If we don’t specify an instance for this tool to be run on, the scheduling algorithm will see that the tool can be run using the default instance – c4.2xlarge with 8 CPU and 15 GB RAM – and will proceed to doing so. By default, only one computation instance is used, so 8 CPUs and 15 GB of RAM is all we have to work with to process the 23 files. The limiting factor is the RAM available on the default instance, which can only allow for 3 jobs – requiring 4 GB of RAM each – to be carried out simultaneously. Hence 3 jobs will be executed in parallel, taking approximately 45 minutes to finish. To execute all of the 23 jobs, they will be organised into 8 batches of maximum 3 jobs each, taking a total of 6 hours to finish (45 min x 8 batches = 360 min). We could reduce the execution time to 45 minutes by increasing the number of instances permitted to run at the same time from 1 to 6 instances; however, in this case we would still be paying for 6 hours of instance time. This costs $2.4. Since we can run at most 3 jobs at a time on each c4.2xlarge instance, we’re only using 3 out of a possible 8 CPUs on each. This ought to make us suspect that a different instance type may provide resources that are a better fit with those we need.

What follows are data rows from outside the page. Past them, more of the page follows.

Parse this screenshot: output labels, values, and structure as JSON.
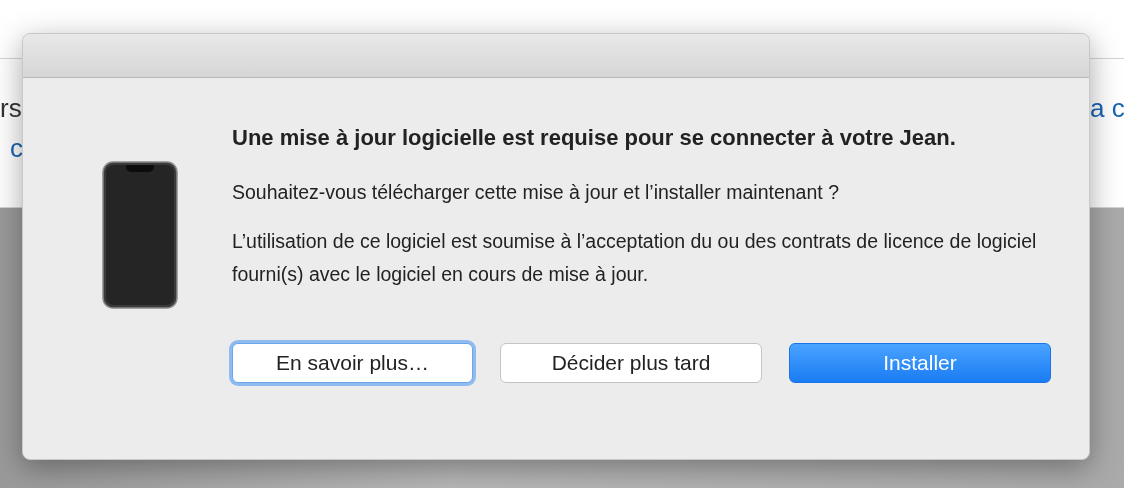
{
  "background": {
    "left_texts": [
      "rs",
      "c"
    ],
    "right_texts": [
      "a c"
    ]
  },
  "dialog": {
    "title": "Une mise à jour logicielle est requise pour se connecter à votre Jean.",
    "paragraphs": [
      "Souhaitez-vous télécharger cette mise à jour et l’installer maintenant ?",
      "L’utilisation de ce logiciel est soumise à l’acceptation du ou des contrats de licence de logiciel fourni(s) avec le logiciel en cours de mise à jour."
    ],
    "buttons": [
      {
        "label": "En savoir plus…",
        "kind": "focused"
      },
      {
        "label": "Décider plus tard",
        "kind": "normal"
      },
      {
        "label": "Installer",
        "kind": "default"
      }
    ]
  }
}
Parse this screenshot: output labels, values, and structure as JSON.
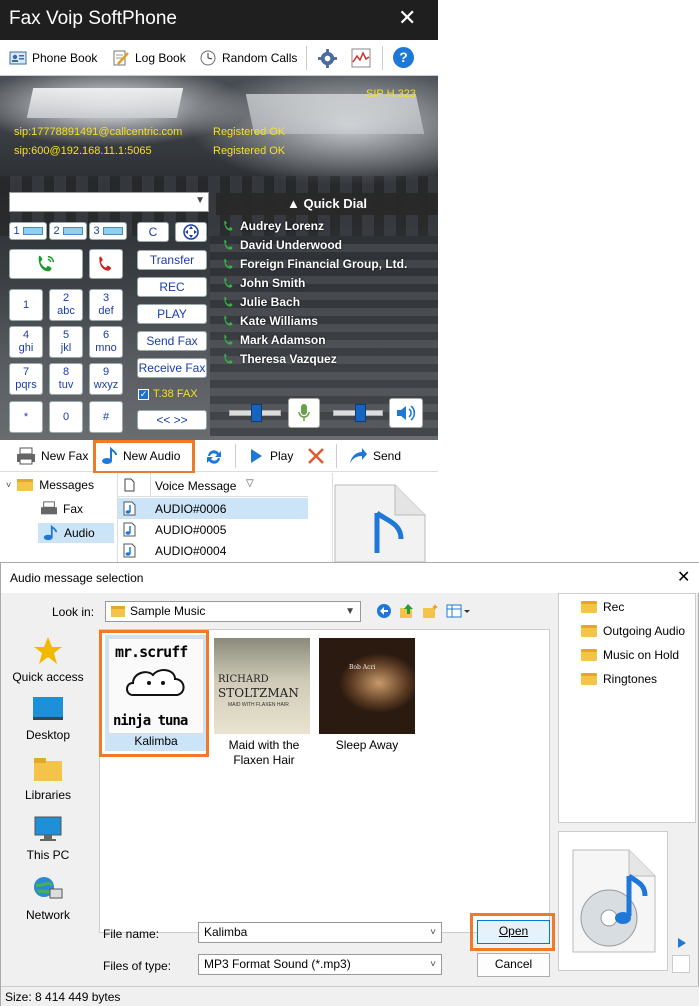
{
  "phone": {
    "title": "Fax Voip SoftPhone",
    "close": "✕",
    "toolbar": {
      "phonebook": "Phone Book",
      "logbook": "Log Book",
      "random": "Random Calls",
      "help": "?"
    },
    "protocol": "SIP  H.323",
    "accounts": [
      {
        "uri": "sip:17778891491@callcentric.com",
        "status": "Registered OK"
      },
      {
        "uri": "sip:600@192.168.11.1:5065",
        "status": "Registered OK"
      }
    ],
    "lines": [
      "1",
      "2",
      "3"
    ],
    "keys": [
      {
        "d": "1",
        "l": ""
      },
      {
        "d": "2",
        "l": "abc"
      },
      {
        "d": "3",
        "l": "def"
      },
      {
        "d": "4",
        "l": "ghi"
      },
      {
        "d": "5",
        "l": "jkl"
      },
      {
        "d": "6",
        "l": "mno"
      },
      {
        "d": "7",
        "l": "pqrs"
      },
      {
        "d": "8",
        "l": "tuv"
      },
      {
        "d": "9",
        "l": "wxyz"
      },
      {
        "d": "*",
        "l": ""
      },
      {
        "d": "0",
        "l": ""
      },
      {
        "d": "#",
        "l": ""
      }
    ],
    "func": {
      "clear": "C",
      "transfer": "Transfer",
      "rec": "REC",
      "play": "PLAY",
      "sendfax": "Send Fax",
      "receivefax": "Receive Fax",
      "t38": "T.38 FAX",
      "more": "<< >>"
    },
    "quick_dial_title": "Quick Dial",
    "quick_dial": [
      "Audrey Lorenz",
      "David Underwood",
      "Foreign Financial Group, Ltd.",
      "John Smith",
      "Julie Bach",
      "Kate Williams",
      "Mark Adamson",
      "Theresa Vazquez"
    ],
    "bottom": {
      "newfax": "New Fax",
      "newaudio": "New Audio",
      "play": "Play",
      "send": "Send"
    },
    "tree": {
      "messages": "Messages",
      "fax": "Fax",
      "audio": "Audio"
    },
    "vlist": {
      "header": "Voice Message",
      "sort": "▽",
      "items": [
        "AUDIO#0006",
        "AUDIO#0005",
        "AUDIO#0004"
      ]
    }
  },
  "dialog": {
    "title": "Audio message selection",
    "close": "✕",
    "lookin_label": "Look in:",
    "lookin_value": "Sample Music",
    "places": [
      "Quick access",
      "Desktop",
      "Libraries",
      "This PC",
      "Network"
    ],
    "files": [
      {
        "name": "Kalimba",
        "art1": "mr.scruff",
        "art2": "ninja tuna"
      },
      {
        "name": "Maid with the Flaxen Hair",
        "art1": "RICHARD",
        "art2": "STOLTZMAN",
        "art3": "MAID WITH FLAXEN HAIR"
      },
      {
        "name": "Sleep Away",
        "art1": "Bob Acri"
      }
    ],
    "folders": [
      "Rec",
      "Outgoing Audio",
      "Music on Hold",
      "Ringtones"
    ],
    "filename_label": "File name:",
    "filename_value": "Kalimba",
    "filetype_label": "Files of type:",
    "filetype_value": "MP3 Format Sound (*.mp3)",
    "open": "Open",
    "cancel": "Cancel",
    "status": "Size: 8 414 449 bytes"
  }
}
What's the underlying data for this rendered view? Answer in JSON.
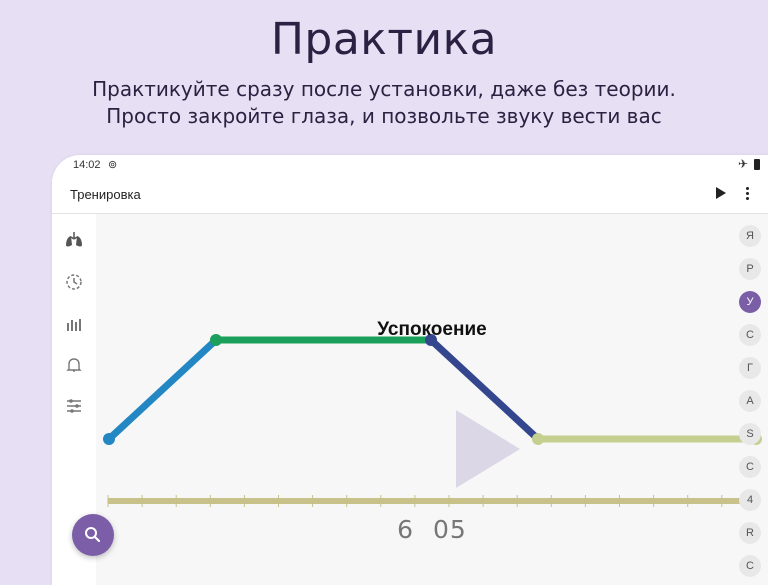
{
  "promo": {
    "headline": "Практика",
    "subtitle_line1": "Практикуйте сразу после установки, даже без теории.",
    "subtitle_line2": "Просто закройте глаза, и позвольте звуку вести вас"
  },
  "status_bar": {
    "time": "14:02"
  },
  "app_bar": {
    "title": "Тренировка"
  },
  "side_rail": {
    "icons": [
      "lungs-icon",
      "timer-icon",
      "bar-chart-icon",
      "bell-icon",
      "sliders-icon"
    ]
  },
  "exercise": {
    "title": "Успокоение",
    "timer_left": "6",
    "timer_right": "05"
  },
  "alphabet_index": {
    "letters": [
      "Я",
      "Р",
      "У",
      "С",
      "Г",
      "А",
      "S",
      "С",
      "4",
      "R",
      "С"
    ],
    "active": "У"
  },
  "colors": {
    "background": "#e7dff3",
    "accent": "#7b5ea7",
    "inhale": "#2387c3",
    "hold": "#1aa05a",
    "exhale": "#34468e",
    "rest": "#c4cf90",
    "timeline": "#c8c18a"
  }
}
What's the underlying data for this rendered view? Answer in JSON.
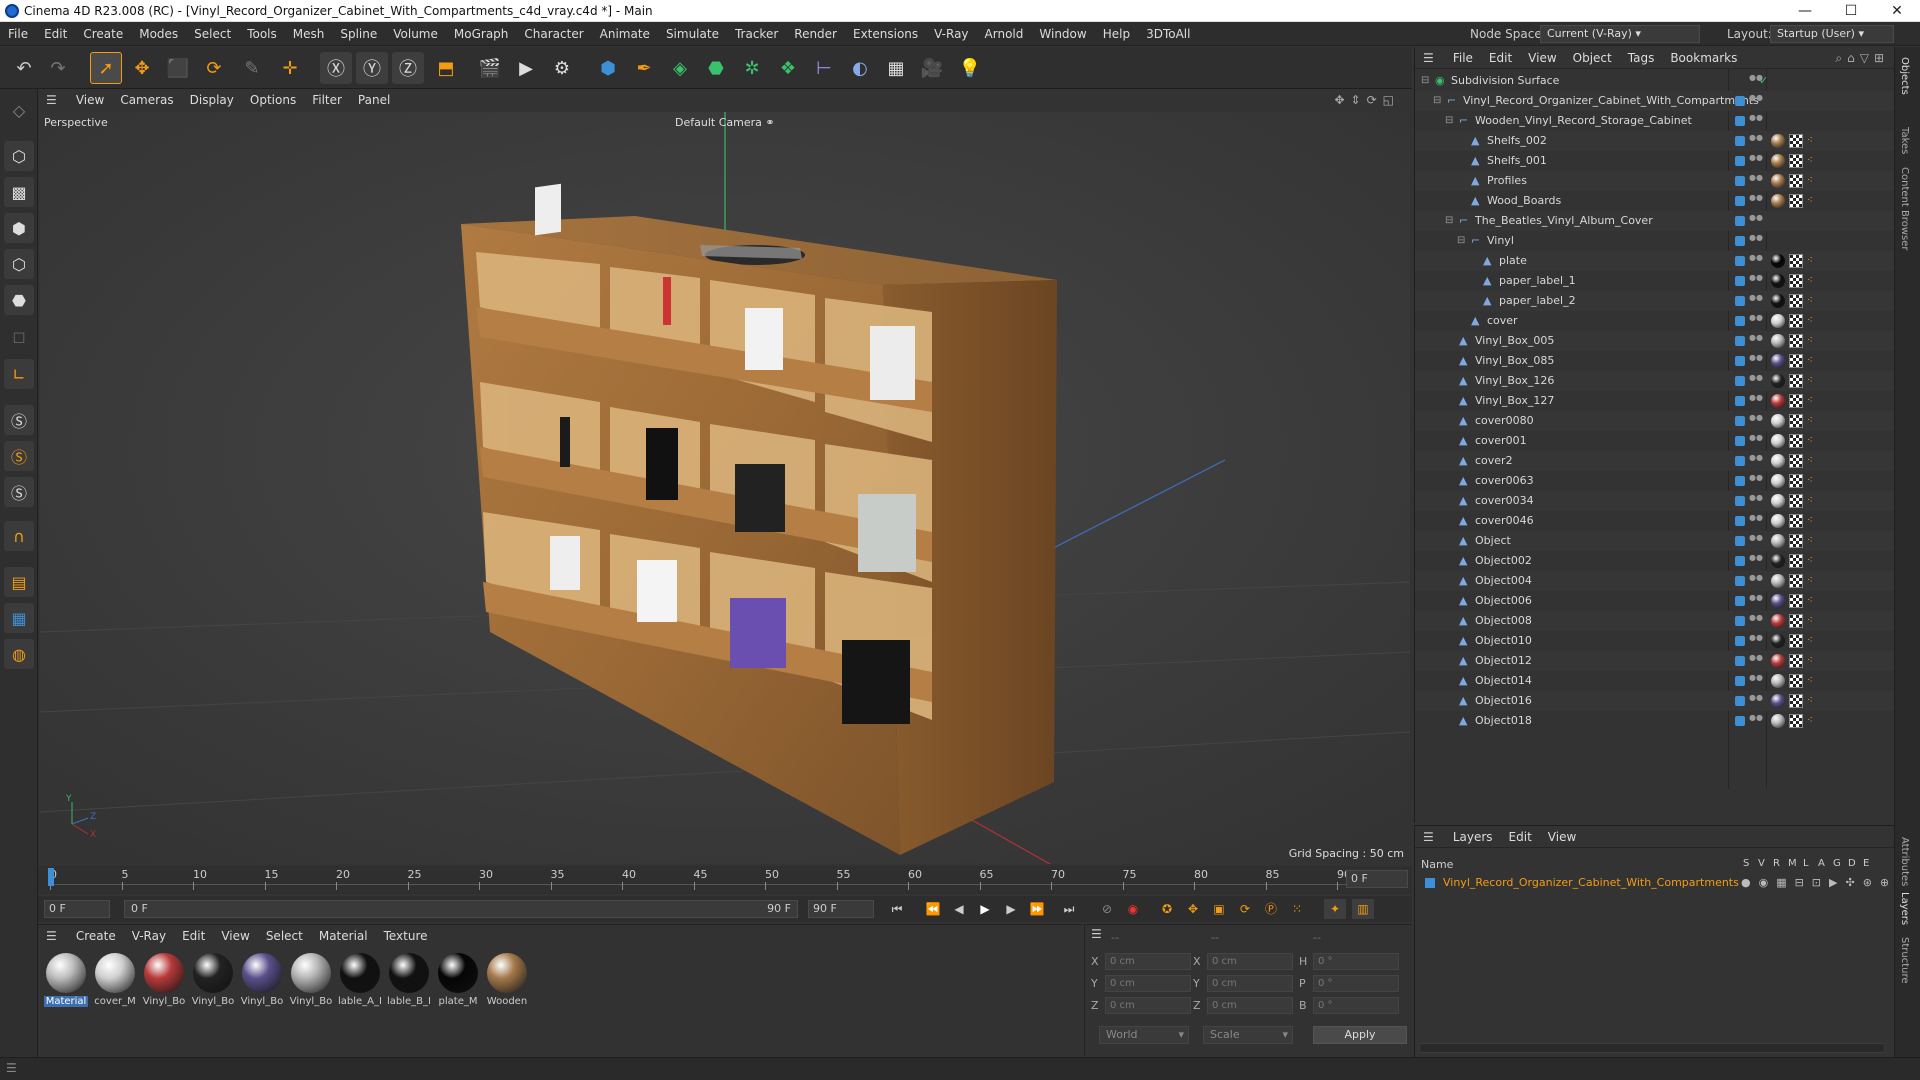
{
  "window": {
    "title": "Cinema 4D R23.008 (RC) - [Vinyl_Record_Organizer_Cabinet_With_Compartments_c4d_vray.c4d *] - Main",
    "min": "—",
    "max": "☐",
    "close": "✕"
  },
  "menu": [
    "File",
    "Edit",
    "Create",
    "Modes",
    "Select",
    "Tools",
    "Mesh",
    "Spline",
    "Volume",
    "MoGraph",
    "Character",
    "Animate",
    "Simulate",
    "Tracker",
    "Render",
    "Extensions",
    "V-Ray",
    "Arnold",
    "Window",
    "Help",
    "3DToAll"
  ],
  "node_space": {
    "label": "Node Space:",
    "value": "Current (V-Ray)"
  },
  "layout": {
    "label": "Layout:",
    "value": "Startup (User)"
  },
  "viewport": {
    "menu": [
      "View",
      "Cameras",
      "Display",
      "Options",
      "Filter",
      "Panel"
    ],
    "name": "Perspective",
    "camera": "Default Camera",
    "grid_spacing": "Grid Spacing : 50 cm",
    "axis_y": "Y",
    "axis_z": "Z",
    "axis_x": "X"
  },
  "timeline": {
    "ticks": [
      "0",
      "5",
      "10",
      "15",
      "20",
      "25",
      "30",
      "35",
      "40",
      "45",
      "50",
      "55",
      "60",
      "65",
      "70",
      "75",
      "80",
      "85",
      "90"
    ],
    "current": "0 F"
  },
  "transport": {
    "start": "0 F",
    "range_start": "0 F",
    "range_end": "90 F",
    "end": "90 F"
  },
  "materials": {
    "menu": [
      "Create",
      "V-Ray",
      "Edit",
      "View",
      "Select",
      "Material",
      "Texture"
    ],
    "items": [
      {
        "label": "Material",
        "color": "#bdbdbd"
      },
      {
        "label": "cover_M",
        "color": "#d0d0d0"
      },
      {
        "label": "Vinyl_Bo",
        "color": "#b83a3a"
      },
      {
        "label": "Vinyl_Bo",
        "color": "#222222"
      },
      {
        "label": "Vinyl_Bo",
        "color": "#5a4f8a"
      },
      {
        "label": "Vinyl_Bo",
        "color": "#b5b5b5"
      },
      {
        "label": "lable_A_I",
        "color": "#111111"
      },
      {
        "label": "lable_B_I",
        "color": "#111111"
      },
      {
        "label": "plate_M",
        "color": "#050505"
      },
      {
        "label": "Wooden",
        "color": "#a5794c"
      }
    ]
  },
  "coords": {
    "headers": [
      "--",
      "--",
      "--"
    ],
    "rows": [
      {
        "a": "X",
        "av": "0 cm",
        "b": "X",
        "bv": "0 cm",
        "c": "H",
        "cv": "0 °"
      },
      {
        "a": "Y",
        "av": "0 cm",
        "b": "Y",
        "bv": "0 cm",
        "c": "P",
        "cv": "0 °"
      },
      {
        "a": "Z",
        "av": "0 cm",
        "b": "Z",
        "bv": "0 cm",
        "c": "B",
        "cv": "0 °"
      }
    ],
    "mode": "World",
    "scale": "Scale",
    "apply": "Apply"
  },
  "objects": {
    "menu": [
      "File",
      "Edit",
      "View",
      "Object",
      "Tags",
      "Bookmarks"
    ],
    "tree": [
      {
        "name": "Subdivision Surface",
        "depth": 0,
        "mat": ""
      },
      {
        "name": "Vinyl_Record_Organizer_Cabinet_With_Compartments",
        "depth": 1,
        "mat": ""
      },
      {
        "name": "Wooden_Vinyl_Record_Storage_Cabinet",
        "depth": 2,
        "mat": ""
      },
      {
        "name": "Shelfs_002",
        "depth": 3,
        "mat": "#a5794c"
      },
      {
        "name": "Shelfs_001",
        "depth": 3,
        "mat": "#a5794c"
      },
      {
        "name": "Profiles",
        "depth": 3,
        "mat": "#a5794c"
      },
      {
        "name": "Wood_Boards",
        "depth": 3,
        "mat": "#a5794c"
      },
      {
        "name": "The_Beatles_Vinyl_Album_Cover",
        "depth": 2,
        "mat": ""
      },
      {
        "name": "Vinyl",
        "depth": 3,
        "mat": ""
      },
      {
        "name": "plate",
        "depth": 4,
        "mat": "#050505"
      },
      {
        "name": "paper_label_1",
        "depth": 4,
        "mat": "#111111"
      },
      {
        "name": "paper_label_2",
        "depth": 4,
        "mat": "#111111"
      },
      {
        "name": "cover",
        "depth": 3,
        "mat": "#cfcfcf"
      },
      {
        "name": "Vinyl_Box_005",
        "depth": 2,
        "mat": "#b5b5b5"
      },
      {
        "name": "Vinyl_Box_085",
        "depth": 2,
        "mat": "#5a4f8a"
      },
      {
        "name": "Vinyl_Box_126",
        "depth": 2,
        "mat": "#222222"
      },
      {
        "name": "Vinyl_Box_127",
        "depth": 2,
        "mat": "#b83a3a"
      },
      {
        "name": "cover0080",
        "depth": 2,
        "mat": "#cfcfcf"
      },
      {
        "name": "cover001",
        "depth": 2,
        "mat": "#cfcfcf"
      },
      {
        "name": "cover2",
        "depth": 2,
        "mat": "#cfcfcf"
      },
      {
        "name": "cover0063",
        "depth": 2,
        "mat": "#cfcfcf"
      },
      {
        "name": "cover0034",
        "depth": 2,
        "mat": "#cfcfcf"
      },
      {
        "name": "cover0046",
        "depth": 2,
        "mat": "#cfcfcf"
      },
      {
        "name": "Object",
        "depth": 2,
        "mat": "#b5b5b5"
      },
      {
        "name": "Object002",
        "depth": 2,
        "mat": "#222222"
      },
      {
        "name": "Object004",
        "depth": 2,
        "mat": "#b5b5b5"
      },
      {
        "name": "Object006",
        "depth": 2,
        "mat": "#5a4f8a"
      },
      {
        "name": "Object008",
        "depth": 2,
        "mat": "#b83a3a"
      },
      {
        "name": "Object010",
        "depth": 2,
        "mat": "#222222"
      },
      {
        "name": "Object012",
        "depth": 2,
        "mat": "#b83a3a"
      },
      {
        "name": "Object014",
        "depth": 2,
        "mat": "#b5b5b5"
      },
      {
        "name": "Object016",
        "depth": 2,
        "mat": "#5a4f8a"
      },
      {
        "name": "Object018",
        "depth": 2,
        "mat": "#b5b5b5"
      }
    ]
  },
  "layers": {
    "menu": [
      "Layers",
      "Edit",
      "View"
    ],
    "col_name": "Name",
    "cols": [
      "S",
      "V",
      "R",
      "M",
      "L",
      "A",
      "G",
      "D",
      "E"
    ],
    "row": "Vinyl_Record_Organizer_Cabinet_With_Compartments",
    "accent": "#f39c12"
  },
  "side_tabs": [
    "Objects",
    "Takes",
    "Content Browser",
    "Attributes",
    "Layers",
    "Structure"
  ]
}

After consulting the list of instances the Seven Bridges Platform has access to on the AWS cloud infrastructure, we can see that a different type of instance could indeed help us achieve better job packing. We choose to use m4.2xlarge – which has 8 CPUs and 32 GB RAM – to run our tool on (see the figure below):
The diagram above shows us how jobs requiring 1 CPU and 4 GB of RAM would be packed onto the default c4.2xlarge instance, versus the instance we chose considering the resource requirements of our analysis. Not taking the time to choose a suitable instance leaves us with 5 idle CPUs and 3 GB of RAM unused – but paid for.The m4.2xlarge would allow for our 23 jobs to be processed in only three batches, taking about two hours and a half in total (45 min x 3 batches = 135 min).
Using the c4.2xlarge instance reduces the instance time required to perform the analysis, and the cost also drops by 45%, to $1.3. The cost of your analysis will likely be reduced overall, but the difference in cost will depend on the hourly rate charged for the chosen instance. Again, we could set the batches to be run in parallel so as to keep the execution time down to 45 minutes.
The table below summaries the execution time and cost of our tool, requiring 1 CPU and 4 GB of RAM, on the compute instances c4.2xlarge (default) and m4.2xlarge (chosen):
|Instance||CPU||RAM [GB]||Cost/hour||Jobs fitted||Batches||Instance time||Total cost|
|c4.2xlarge||8||15||$0.398||3||8||6 hours (8 x 45 min)||$3.184|
|m4.2xlarge||8||32||$0.431||8||3||3 hours (3 x 45 min)||$1.293|
If your workflow has tools that take lists of files as inputs, try using scatter. This will enable parallelization of tool executions for the elements in your list. If the length of the list is likely to vary significantly, make sure you do a rough resource requirement calculation to check that the available compute resources are still suitable. Another thing to bear in mind is the size of intermediate files, which will take up storage space on your instance while the tool is running.
When bringing your own tools to the Platform, take the time to specify a suitable compute instance for your tool to run on. While the default instance will likely accommodate your analysis, it is not a one-size-fits-all, and you might find that a different instance will reduce the cost of your analysis.